• Website and app data records
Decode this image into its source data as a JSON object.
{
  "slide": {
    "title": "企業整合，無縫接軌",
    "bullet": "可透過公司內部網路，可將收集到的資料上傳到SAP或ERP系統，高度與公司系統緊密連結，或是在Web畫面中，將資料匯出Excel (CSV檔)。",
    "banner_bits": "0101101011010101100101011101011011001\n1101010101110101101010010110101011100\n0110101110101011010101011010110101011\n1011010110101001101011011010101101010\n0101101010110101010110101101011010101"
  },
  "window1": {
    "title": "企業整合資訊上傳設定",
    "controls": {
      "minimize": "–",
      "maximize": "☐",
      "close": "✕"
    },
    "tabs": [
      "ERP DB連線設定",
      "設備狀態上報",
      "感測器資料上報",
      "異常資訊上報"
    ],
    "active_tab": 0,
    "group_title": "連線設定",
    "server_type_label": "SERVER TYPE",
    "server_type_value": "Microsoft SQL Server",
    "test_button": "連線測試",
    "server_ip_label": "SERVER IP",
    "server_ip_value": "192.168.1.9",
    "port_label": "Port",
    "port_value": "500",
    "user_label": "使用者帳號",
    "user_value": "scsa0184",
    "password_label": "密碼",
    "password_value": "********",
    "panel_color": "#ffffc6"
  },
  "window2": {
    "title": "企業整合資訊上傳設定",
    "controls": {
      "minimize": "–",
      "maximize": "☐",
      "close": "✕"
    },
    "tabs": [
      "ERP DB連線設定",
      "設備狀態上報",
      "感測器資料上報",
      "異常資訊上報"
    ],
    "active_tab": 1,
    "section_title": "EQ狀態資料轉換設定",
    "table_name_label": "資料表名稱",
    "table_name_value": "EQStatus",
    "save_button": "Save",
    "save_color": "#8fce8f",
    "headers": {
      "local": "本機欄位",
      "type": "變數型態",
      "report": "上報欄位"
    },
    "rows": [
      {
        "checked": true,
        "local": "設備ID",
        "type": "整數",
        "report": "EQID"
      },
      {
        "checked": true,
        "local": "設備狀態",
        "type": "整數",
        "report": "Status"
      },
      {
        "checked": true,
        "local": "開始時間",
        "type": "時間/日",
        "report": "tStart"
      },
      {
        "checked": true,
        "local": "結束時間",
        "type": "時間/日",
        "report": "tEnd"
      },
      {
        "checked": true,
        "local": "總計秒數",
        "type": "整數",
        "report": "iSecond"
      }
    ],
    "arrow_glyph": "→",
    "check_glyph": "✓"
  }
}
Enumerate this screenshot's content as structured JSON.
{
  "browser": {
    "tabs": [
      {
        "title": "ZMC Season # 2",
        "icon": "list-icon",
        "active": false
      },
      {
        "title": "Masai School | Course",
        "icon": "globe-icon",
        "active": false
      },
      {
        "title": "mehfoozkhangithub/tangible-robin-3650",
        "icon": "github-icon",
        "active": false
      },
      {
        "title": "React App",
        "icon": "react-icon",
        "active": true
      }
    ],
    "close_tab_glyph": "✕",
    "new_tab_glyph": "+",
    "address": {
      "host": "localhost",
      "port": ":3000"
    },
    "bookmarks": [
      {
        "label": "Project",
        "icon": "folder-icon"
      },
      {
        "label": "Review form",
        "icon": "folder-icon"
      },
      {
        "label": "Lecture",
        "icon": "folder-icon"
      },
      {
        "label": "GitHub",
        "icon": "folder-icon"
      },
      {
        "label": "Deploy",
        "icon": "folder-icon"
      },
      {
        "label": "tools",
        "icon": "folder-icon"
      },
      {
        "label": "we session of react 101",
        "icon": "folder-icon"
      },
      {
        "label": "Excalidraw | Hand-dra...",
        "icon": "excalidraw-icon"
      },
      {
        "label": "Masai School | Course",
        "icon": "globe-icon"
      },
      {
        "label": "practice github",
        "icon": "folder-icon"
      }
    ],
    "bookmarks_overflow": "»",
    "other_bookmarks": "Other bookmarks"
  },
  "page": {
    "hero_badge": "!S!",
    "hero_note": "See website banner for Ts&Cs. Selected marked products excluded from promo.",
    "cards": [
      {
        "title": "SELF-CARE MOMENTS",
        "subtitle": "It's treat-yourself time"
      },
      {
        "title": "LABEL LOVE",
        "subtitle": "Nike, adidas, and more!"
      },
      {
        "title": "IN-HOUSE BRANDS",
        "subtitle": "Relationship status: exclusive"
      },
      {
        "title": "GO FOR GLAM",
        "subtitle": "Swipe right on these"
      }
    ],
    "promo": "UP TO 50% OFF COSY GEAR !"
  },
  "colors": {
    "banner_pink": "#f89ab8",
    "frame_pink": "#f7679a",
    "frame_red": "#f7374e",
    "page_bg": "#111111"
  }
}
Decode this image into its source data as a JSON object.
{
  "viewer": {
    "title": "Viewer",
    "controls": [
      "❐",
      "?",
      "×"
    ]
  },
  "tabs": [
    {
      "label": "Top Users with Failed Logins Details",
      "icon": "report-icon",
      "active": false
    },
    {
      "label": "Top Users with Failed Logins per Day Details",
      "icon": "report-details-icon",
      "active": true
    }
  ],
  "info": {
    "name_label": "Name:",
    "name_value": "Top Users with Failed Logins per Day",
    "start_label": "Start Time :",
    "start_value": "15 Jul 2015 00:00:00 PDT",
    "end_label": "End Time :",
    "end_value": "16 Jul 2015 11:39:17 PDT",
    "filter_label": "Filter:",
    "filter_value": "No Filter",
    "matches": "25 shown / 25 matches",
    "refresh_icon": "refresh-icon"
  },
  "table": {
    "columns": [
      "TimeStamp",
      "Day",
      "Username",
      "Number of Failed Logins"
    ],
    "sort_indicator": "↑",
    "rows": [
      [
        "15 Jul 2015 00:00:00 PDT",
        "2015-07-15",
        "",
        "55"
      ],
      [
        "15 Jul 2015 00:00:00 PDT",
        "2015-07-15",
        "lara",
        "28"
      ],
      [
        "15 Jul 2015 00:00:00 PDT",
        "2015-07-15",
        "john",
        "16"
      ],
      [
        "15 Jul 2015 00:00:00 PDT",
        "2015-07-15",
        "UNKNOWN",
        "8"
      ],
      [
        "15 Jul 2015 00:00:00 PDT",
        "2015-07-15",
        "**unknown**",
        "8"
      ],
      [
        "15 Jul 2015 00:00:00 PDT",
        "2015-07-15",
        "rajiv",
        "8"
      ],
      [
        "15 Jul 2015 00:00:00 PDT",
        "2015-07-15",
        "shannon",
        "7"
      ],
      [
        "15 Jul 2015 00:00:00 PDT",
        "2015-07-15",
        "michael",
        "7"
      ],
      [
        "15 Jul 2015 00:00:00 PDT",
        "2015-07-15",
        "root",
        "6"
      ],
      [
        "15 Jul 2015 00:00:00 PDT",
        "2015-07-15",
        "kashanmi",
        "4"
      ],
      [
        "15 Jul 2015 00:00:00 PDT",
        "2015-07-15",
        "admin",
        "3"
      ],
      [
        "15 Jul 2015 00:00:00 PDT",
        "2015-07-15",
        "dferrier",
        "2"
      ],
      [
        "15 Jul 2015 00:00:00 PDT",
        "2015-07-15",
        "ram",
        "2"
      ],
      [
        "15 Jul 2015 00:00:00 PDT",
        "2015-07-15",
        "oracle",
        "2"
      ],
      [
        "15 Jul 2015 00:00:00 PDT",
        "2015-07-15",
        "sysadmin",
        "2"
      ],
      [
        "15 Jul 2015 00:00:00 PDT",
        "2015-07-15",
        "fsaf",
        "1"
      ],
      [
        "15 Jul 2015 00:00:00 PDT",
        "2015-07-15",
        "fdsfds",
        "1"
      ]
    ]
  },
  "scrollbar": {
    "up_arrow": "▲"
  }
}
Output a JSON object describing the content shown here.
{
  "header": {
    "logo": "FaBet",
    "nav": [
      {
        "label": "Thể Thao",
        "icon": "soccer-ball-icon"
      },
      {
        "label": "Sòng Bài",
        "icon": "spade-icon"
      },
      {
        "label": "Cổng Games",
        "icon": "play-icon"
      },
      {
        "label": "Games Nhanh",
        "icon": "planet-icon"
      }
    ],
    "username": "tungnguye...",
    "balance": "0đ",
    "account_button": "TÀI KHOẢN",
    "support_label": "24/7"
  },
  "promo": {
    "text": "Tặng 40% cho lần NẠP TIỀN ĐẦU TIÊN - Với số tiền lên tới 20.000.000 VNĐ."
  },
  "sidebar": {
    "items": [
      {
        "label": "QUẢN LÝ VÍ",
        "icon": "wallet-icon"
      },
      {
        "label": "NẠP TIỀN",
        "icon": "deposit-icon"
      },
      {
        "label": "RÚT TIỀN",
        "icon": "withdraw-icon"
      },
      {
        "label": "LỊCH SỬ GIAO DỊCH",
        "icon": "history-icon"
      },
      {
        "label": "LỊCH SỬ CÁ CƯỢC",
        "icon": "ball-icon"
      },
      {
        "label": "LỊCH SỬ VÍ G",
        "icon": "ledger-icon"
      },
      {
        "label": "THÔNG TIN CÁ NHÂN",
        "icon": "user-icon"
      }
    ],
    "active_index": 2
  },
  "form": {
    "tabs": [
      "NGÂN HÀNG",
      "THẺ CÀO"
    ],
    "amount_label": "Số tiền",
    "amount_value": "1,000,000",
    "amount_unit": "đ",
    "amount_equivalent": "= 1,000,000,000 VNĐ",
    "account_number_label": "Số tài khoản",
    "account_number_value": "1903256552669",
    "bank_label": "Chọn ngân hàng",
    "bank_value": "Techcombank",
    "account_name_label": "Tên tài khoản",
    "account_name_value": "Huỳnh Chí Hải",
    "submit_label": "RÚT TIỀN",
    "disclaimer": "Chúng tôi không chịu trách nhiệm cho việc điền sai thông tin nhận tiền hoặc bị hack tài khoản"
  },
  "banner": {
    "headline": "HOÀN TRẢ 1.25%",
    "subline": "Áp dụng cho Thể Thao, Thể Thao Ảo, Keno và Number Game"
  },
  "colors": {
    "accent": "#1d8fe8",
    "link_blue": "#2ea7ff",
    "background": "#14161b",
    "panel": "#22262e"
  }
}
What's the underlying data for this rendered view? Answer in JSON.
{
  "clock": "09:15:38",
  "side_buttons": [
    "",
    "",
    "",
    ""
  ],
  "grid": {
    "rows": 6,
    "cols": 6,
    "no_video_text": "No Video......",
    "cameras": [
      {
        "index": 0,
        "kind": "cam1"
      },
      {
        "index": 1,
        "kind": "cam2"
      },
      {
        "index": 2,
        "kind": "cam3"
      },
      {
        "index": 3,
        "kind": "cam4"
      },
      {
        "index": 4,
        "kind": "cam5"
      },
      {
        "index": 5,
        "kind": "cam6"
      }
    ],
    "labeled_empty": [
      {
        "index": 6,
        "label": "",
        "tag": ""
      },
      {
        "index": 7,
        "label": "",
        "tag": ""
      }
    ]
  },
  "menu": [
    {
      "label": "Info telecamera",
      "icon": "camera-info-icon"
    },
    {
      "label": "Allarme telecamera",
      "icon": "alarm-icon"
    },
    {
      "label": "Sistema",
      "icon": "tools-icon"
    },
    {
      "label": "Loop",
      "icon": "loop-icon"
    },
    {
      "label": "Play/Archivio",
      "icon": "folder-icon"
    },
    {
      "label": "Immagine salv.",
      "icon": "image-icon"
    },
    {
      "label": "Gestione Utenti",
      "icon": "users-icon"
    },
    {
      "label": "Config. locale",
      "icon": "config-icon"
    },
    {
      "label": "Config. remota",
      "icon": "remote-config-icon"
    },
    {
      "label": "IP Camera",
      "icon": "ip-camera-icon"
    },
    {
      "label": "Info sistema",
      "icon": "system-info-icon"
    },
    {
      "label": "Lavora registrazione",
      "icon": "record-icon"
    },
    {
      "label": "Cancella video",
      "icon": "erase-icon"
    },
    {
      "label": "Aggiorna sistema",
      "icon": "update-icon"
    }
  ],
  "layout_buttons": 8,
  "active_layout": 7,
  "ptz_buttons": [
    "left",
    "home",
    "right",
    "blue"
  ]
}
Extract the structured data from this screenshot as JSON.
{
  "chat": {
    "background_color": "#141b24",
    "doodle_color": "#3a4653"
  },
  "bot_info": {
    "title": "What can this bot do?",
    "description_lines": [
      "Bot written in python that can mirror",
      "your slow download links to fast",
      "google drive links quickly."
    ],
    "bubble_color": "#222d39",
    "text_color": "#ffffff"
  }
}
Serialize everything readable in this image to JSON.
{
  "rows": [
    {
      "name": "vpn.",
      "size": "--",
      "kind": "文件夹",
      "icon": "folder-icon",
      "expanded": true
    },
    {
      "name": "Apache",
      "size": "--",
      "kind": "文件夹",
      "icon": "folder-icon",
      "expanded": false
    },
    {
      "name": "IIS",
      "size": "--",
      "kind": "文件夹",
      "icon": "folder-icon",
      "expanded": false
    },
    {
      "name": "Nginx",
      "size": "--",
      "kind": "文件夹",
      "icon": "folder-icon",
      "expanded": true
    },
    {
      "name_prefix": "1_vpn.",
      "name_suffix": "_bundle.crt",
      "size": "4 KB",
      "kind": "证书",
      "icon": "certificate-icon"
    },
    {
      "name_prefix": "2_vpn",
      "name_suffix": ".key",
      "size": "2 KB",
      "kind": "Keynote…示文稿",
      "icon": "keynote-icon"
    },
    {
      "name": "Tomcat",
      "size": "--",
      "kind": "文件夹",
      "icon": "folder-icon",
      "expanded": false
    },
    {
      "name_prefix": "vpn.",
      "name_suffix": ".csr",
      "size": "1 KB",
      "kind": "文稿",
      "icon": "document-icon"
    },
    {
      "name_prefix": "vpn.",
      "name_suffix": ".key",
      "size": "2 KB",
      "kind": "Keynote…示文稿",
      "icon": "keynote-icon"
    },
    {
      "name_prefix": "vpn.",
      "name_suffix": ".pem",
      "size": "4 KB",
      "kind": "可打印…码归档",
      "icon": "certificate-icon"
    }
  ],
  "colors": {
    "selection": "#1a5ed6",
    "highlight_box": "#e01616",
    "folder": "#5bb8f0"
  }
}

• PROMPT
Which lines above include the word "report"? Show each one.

• ANSWER SPACE
      "report": "上報欄位"
        "report": "EQID"
        "report": "Status"
        "report": "tStart"
        "report": "tEnd"
        "report": "iSecond"
      "icon": "report-icon",
      "icon": "report-details-icon",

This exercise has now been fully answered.